## Task description
Could you please find each line in the records that contains the word "title" and copy it?

## Exercise input
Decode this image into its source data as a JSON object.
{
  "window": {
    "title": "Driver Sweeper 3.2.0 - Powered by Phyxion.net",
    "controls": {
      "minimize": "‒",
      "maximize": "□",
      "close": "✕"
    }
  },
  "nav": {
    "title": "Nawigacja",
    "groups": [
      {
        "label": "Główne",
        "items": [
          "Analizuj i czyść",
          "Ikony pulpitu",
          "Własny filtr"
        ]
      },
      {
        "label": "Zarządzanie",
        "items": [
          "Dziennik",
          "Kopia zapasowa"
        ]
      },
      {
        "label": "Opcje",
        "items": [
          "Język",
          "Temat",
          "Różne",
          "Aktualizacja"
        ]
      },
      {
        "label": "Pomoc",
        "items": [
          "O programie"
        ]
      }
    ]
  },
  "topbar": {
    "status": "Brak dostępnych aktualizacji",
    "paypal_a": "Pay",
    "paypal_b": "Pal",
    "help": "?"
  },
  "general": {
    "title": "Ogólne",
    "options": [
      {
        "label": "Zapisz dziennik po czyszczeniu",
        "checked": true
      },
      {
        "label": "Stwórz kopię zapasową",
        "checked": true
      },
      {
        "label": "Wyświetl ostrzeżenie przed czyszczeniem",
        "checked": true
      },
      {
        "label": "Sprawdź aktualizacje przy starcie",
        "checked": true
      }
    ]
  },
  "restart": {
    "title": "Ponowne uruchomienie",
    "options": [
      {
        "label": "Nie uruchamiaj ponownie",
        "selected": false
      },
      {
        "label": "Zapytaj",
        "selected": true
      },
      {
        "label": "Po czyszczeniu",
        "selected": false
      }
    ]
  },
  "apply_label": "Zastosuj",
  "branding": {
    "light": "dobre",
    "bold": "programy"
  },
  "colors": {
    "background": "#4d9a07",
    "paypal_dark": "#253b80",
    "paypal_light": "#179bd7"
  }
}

## Written solution
    "title": "Driver Sweeper 3.2.0 - Powered by Phyxion.net",
    "title": "Nawigacja",
    "title": "Ogólne",
    "title": "Ponowne uruchomienie",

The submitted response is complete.